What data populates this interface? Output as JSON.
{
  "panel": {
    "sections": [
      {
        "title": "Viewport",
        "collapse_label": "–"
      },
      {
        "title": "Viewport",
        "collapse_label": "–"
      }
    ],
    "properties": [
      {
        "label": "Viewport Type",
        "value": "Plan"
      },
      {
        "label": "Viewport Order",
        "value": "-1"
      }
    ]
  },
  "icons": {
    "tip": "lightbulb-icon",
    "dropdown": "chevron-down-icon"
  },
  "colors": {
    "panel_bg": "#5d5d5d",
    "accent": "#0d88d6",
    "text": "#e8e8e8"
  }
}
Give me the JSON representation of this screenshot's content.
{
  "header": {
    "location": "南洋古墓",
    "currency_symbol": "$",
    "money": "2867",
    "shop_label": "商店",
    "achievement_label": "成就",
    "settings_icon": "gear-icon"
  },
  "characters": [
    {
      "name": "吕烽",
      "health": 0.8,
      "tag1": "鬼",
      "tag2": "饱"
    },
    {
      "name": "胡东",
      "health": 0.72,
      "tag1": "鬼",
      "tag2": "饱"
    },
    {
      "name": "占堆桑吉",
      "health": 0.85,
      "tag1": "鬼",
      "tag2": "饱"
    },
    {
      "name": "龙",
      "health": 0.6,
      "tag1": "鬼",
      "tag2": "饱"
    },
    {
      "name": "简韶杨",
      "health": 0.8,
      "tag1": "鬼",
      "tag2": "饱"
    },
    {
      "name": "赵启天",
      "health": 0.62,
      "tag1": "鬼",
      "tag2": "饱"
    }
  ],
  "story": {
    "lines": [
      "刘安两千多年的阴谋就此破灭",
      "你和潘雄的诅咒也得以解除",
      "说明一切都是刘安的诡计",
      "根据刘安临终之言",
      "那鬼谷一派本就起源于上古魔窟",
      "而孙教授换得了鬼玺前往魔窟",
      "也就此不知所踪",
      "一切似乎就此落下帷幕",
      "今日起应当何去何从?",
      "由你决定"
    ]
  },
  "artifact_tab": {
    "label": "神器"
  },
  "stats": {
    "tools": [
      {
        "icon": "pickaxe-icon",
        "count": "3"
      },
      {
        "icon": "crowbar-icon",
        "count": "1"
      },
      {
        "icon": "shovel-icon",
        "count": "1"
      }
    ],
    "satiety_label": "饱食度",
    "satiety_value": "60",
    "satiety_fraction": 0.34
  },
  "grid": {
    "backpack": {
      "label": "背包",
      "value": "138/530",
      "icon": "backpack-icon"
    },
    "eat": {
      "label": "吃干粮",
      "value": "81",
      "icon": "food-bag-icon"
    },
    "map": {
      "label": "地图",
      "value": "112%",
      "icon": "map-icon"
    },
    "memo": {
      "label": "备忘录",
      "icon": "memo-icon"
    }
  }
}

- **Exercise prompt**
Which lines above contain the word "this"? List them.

- **Reply to the exercise**
What data populates this interface? Output as JSON.
Give me the JSON representation of this screenshot's content.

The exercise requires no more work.